> Task goal
Would you retype every entry that follows without altering a word?

......

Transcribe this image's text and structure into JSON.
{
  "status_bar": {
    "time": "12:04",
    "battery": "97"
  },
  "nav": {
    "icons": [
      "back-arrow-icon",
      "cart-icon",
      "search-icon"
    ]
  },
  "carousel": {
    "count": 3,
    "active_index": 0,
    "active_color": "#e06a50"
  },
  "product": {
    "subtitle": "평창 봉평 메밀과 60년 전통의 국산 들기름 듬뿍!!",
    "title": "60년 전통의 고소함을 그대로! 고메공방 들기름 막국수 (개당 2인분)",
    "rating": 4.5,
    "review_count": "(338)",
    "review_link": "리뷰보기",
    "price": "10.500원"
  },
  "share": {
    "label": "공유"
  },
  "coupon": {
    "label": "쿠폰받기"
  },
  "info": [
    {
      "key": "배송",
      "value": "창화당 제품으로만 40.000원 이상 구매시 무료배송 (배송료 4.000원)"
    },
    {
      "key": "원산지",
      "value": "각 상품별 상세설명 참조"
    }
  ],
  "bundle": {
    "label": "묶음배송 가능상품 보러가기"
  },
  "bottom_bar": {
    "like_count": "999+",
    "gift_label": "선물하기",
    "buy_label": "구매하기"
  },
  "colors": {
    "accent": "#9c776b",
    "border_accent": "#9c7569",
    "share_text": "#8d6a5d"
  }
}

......

> Answer below
Transcribe this image's text and structure into JSON.
{
  "status_bar": {
    "time": "12:04",
    "battery": "97"
  },
  "nav": {
    "icons": [
      "back-arrow-icon",
      "cart-icon",
      "search-icon"
    ]
  },
  "carousel": {
    "count": 3,
    "active_index": 0,
    "active_color": "#e06a50"
  },
  "product": {
    "subtitle": "평창 봉평 메밀과 60년 전통의 국산 들기름 듬뿍!!",
    "title": "60년 전통의 고소함을 그대로! 고메공방 들기름 막국수 (개당 2인분)",
    "rating": 4.5,
    "review_count": "(338)",
    "review_link": "리뷰보기",
    "price": "10.500원"
  },
  "share": {
    "label": "공유"
  },
  "coupon": {
    "label": "쿠폰받기"
  },
  "info": [
    {
      "key": "배송",
      "value": "창화당 제품으로만 40.000원 이상 구매시 무료배송 (배송료 4.000원)"
    },
    {
      "key": "원산지",
      "value": "각 상품별 상세설명 참조"
    }
  ],
  "bundle": {
    "label": "묶음배송 가능상품 보러가기"
  },
  "bottom_bar": {
    "like_count": "999+",
    "gift_label": "선물하기",
    "buy_label": "구매하기"
  },
  "colors": {
    "accent": "#9c776b",
    "border_accent": "#9c7569",
    "share_text": "#8d6a5d"
  }
}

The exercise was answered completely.